**EXERCISE REQUIREMENTS:**
The reply should contain all of the data below, word for word.

Excerpts from a dataset

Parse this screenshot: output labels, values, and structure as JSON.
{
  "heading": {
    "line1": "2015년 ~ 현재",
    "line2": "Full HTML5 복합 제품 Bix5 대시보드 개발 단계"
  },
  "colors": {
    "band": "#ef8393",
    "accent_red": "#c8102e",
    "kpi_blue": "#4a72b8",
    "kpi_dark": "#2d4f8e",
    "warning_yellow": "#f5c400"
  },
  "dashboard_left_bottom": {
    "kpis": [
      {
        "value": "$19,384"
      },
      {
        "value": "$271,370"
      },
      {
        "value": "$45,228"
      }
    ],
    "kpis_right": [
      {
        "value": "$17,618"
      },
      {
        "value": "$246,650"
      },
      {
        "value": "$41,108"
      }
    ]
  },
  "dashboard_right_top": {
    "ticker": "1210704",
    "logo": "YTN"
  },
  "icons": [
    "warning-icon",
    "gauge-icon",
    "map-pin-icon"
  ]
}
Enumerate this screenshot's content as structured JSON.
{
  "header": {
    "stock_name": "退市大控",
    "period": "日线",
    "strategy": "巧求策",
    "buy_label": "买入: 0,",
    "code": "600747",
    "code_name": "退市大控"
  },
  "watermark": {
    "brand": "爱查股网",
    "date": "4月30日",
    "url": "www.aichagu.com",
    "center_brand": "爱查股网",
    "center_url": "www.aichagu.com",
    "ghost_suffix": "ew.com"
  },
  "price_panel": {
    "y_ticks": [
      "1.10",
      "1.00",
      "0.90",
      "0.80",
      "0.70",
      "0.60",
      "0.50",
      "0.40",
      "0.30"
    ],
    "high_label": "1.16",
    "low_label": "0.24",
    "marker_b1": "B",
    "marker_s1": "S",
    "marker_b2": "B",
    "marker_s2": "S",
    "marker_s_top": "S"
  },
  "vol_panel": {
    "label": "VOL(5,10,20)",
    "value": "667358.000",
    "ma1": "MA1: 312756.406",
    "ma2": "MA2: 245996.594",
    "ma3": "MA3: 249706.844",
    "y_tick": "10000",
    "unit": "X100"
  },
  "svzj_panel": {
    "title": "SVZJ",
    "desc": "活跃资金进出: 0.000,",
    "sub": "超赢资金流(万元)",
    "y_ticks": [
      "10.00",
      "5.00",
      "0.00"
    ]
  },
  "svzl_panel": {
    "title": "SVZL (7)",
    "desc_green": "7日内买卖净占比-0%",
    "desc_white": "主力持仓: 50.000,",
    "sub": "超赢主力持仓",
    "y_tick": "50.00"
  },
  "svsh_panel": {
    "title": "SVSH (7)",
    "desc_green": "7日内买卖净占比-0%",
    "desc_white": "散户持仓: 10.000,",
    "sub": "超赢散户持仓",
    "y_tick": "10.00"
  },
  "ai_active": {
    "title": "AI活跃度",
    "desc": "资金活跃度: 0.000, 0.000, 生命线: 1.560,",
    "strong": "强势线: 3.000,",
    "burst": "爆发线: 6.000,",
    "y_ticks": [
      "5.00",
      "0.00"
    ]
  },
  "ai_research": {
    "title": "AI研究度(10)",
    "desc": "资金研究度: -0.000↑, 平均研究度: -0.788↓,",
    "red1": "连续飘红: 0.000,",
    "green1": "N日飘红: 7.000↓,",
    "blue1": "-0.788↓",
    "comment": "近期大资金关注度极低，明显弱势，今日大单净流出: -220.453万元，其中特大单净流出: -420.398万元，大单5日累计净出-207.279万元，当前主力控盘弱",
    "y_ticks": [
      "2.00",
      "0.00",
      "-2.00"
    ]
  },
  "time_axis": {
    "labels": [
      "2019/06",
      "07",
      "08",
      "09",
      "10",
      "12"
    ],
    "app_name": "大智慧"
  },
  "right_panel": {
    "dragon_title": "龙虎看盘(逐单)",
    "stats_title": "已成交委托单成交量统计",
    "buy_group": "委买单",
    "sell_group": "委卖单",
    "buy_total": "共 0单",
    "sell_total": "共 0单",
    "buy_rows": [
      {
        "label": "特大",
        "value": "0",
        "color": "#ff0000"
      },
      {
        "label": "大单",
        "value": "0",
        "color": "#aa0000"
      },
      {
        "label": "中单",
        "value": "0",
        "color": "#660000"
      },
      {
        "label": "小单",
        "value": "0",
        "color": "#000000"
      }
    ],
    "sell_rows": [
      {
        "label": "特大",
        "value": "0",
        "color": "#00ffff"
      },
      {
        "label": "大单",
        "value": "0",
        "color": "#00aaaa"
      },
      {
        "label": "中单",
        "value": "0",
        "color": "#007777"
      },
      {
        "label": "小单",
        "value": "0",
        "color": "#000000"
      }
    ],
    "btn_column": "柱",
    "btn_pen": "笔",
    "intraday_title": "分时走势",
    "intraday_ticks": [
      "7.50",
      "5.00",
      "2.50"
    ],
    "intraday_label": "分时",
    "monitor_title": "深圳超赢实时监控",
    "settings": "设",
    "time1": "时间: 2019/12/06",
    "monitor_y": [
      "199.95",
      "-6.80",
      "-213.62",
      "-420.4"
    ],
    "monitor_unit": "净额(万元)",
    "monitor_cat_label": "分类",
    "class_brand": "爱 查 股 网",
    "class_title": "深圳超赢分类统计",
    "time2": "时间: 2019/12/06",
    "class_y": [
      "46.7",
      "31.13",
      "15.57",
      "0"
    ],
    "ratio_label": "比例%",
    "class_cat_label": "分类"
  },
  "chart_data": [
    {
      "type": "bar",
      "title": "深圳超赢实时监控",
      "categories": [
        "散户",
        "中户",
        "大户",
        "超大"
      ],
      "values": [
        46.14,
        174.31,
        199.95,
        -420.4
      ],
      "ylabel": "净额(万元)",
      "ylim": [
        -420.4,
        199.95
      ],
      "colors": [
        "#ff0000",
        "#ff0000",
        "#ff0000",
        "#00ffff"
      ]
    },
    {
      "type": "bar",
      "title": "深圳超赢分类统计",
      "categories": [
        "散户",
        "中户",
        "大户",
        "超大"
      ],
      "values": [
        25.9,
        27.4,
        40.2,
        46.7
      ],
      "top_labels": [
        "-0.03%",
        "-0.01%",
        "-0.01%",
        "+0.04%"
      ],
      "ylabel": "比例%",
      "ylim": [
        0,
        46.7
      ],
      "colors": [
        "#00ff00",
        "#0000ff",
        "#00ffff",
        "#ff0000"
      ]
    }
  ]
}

**TASK ANSWER:**
Parse this screenshot: output labels, values, and structure as JSON.
{
  "heading": {
    "line1": "2015년 ~ 현재",
    "line2": "Full HTML5 복합 제품 Bix5 대시보드 개발 단계"
  },
  "colors": {
    "band": "#ef8393",
    "accent_red": "#c8102e",
    "kpi_blue": "#4a72b8",
    "kpi_dark": "#2d4f8e",
    "warning_yellow": "#f5c400"
  },
  "dashboard_left_bottom": {
    "kpis": [
      {
        "value": "$19,384"
      },
      {
        "value": "$271,370"
      },
      {
        "value": "$45,228"
      }
    ],
    "kpis_right": [
      {
        "value": "$17,618"
      },
      {
        "value": "$246,650"
      },
      {
        "value": "$41,108"
      }
    ]
  },
  "dashboard_right_top": {
    "ticker": "1210704",
    "logo": "YTN"
  },
  "icons": [
    "warning-icon",
    "gauge-icon",
    "map-pin-icon"
  ]
}
Enumerate this screenshot's content as structured JSON.
{
  "header": {
    "stock_name": "退市大控",
    "period": "日线",
    "strategy": "巧求策",
    "buy_label": "买入: 0,",
    "code": "600747",
    "code_name": "退市大控"
  },
  "watermark": {
    "brand": "爱查股网",
    "date": "4月30日",
    "url": "www.aichagu.com",
    "center_brand": "爱查股网",
    "center_url": "www.aichagu.com",
    "ghost_suffix": "ew.com"
  },
  "price_panel": {
    "y_ticks": [
      "1.10",
      "1.00",
      "0.90",
      "0.80",
      "0.70",
      "0.60",
      "0.50",
      "0.40",
      "0.30"
    ],
    "high_label": "1.16",
    "low_label": "0.24",
    "marker_b1": "B",
    "marker_s1": "S",
    "marker_b2": "B",
    "marker_s2": "S",
    "marker_s_top": "S"
  },
  "vol_panel": {
    "label": "VOL(5,10,20)",
    "value": "667358.000",
    "ma1": "MA1: 312756.406",
    "ma2": "MA2: 245996.594",
    "ma3": "MA3: 249706.844",
    "y_tick": "10000",
    "unit": "X100"
  },
  "svzj_panel": {
    "title": "SVZJ",
    "desc": "活跃资金进出: 0.000,",
    "sub": "超赢资金流(万元)",
    "y_ticks": [
      "10.00",
      "5.00",
      "0.00"
    ]
  },
  "svzl_panel": {
    "title": "SVZL (7)",
    "desc_green": "7日内买卖净占比-0%",
    "desc_white": "主力持仓: 50.000,",
    "sub": "超赢主力持仓",
    "y_tick": "50.00"
  },
  "svsh_panel": {
    "title": "SVSH (7)",
    "desc_green": "7日内买卖净占比-0%",
    "desc_white": "散户持仓: 10.000,",
    "sub": "超赢散户持仓",
    "y_tick": "10.00"
  },
  "ai_active": {
    "title": "AI活跃度",
    "desc": "资金活跃度: 0.000, 0.000, 生命线: 1.560,",
    "strong": "强势线: 3.000,",
    "burst": "爆发线: 6.000,",
    "y_ticks": [
      "5.00",
      "0.00"
    ]
  },
  "ai_research": {
    "title": "AI研究度(10)",
    "desc": "资金研究度: -0.000↑, 平均研究度: -0.788↓,",
    "red1": "连续飘红: 0.000,",
    "green1": "N日飘红: 7.000↓,",
    "blue1": "-0.788↓",
    "comment": "近期大资金关注度极低，明显弱势，今日大单净流出: -220.453万元，其中特大单净流出: -420.398万元，大单5日累计净出-207.279万元，当前主力控盘弱",
    "y_ticks": [
      "2.00",
      "0.00",
      "-2.00"
    ]
  },
  "time_axis": {
    "labels": [
      "2019/06",
      "07",
      "08",
      "09",
      "10",
      "12"
    ],
    "app_name": "大智慧"
  },
  "right_panel": {
    "dragon_title": "龙虎看盘(逐单)",
    "stats_title": "已成交委托单成交量统计",
    "buy_group": "委买单",
    "sell_group": "委卖单",
    "buy_total": "共 0单",
    "sell_total": "共 0单",
    "buy_rows": [
      {
        "label": "特大",
        "value": "0",
        "color": "#ff0000"
      },
      {
        "label": "大单",
        "value": "0",
        "color": "#aa0000"
      },
      {
        "label": "中单",
        "value": "0",
        "color": "#660000"
      },
      {
        "label": "小单",
        "value": "0",
        "color": "#000000"
      }
    ],
    "sell_rows": [
      {
        "label": "特大",
        "value": "0",
        "color": "#00ffff"
      },
      {
        "label": "大单",
        "value": "0",
        "color": "#00aaaa"
      },
      {
        "label": "中单",
        "value": "0",
        "color": "#007777"
      },
      {
        "label": "小单",
        "value": "0",
        "color": "#000000"
      }
    ],
    "btn_column": "柱",
    "btn_pen": "笔",
    "intraday_title": "分时走势",
    "intraday_ticks": [
      "7.50",
      "5.00",
      "2.50"
    ],
    "intraday_label": "分时",
    "monitor_title": "深圳超赢实时监控",
    "settings": "设",
    "time1": "时间: 2019/12/06",
    "monitor_y": [
      "199.95",
      "-6.80",
      "-213.62",
      "-420.4"
    ],
    "monitor_unit": "净额(万元)",
    "monitor_cat_label": "分类",
    "class_brand": "爱 查 股 网",
    "class_title": "深圳超赢分类统计",
    "time2": "时间: 2019/12/06",
    "class_y": [
      "46.7",
      "31.13",
      "15.57",
      "0"
    ],
    "ratio_label": "比例%",
    "class_cat_label": "分类"
  },
  "chart_data": [
    {
      "type": "bar",
      "title": "深圳超赢实时监控",
      "categories": [
        "散户",
        "中户",
        "大户",
        "超大"
      ],
      "values": [
        46.14,
        174.31,
        199.95,
        -420.4
      ],
      "ylabel": "净额(万元)",
      "ylim": [
        -420.4,
        199.95
      ],
      "colors": [
        "#ff0000",
        "#ff0000",
        "#ff0000",
        "#00ffff"
      ]
    },
    {
      "type": "bar",
      "title": "深圳超赢分类统计",
      "categories": [
        "散户",
        "中户",
        "大户",
        "超大"
      ],
      "values": [
        25.9,
        27.4,
        40.2,
        46.7
      ],
      "top_labels": [
        "-0.03%",
        "-0.01%",
        "-0.01%",
        "+0.04%"
      ],
      "ylabel": "比例%",
      "ylim": [
        0,
        46.7
      ],
      "colors": [
        "#00ff00",
        "#0000ff",
        "#00ffff",
        "#ff0000"
      ]
    }
  ]
}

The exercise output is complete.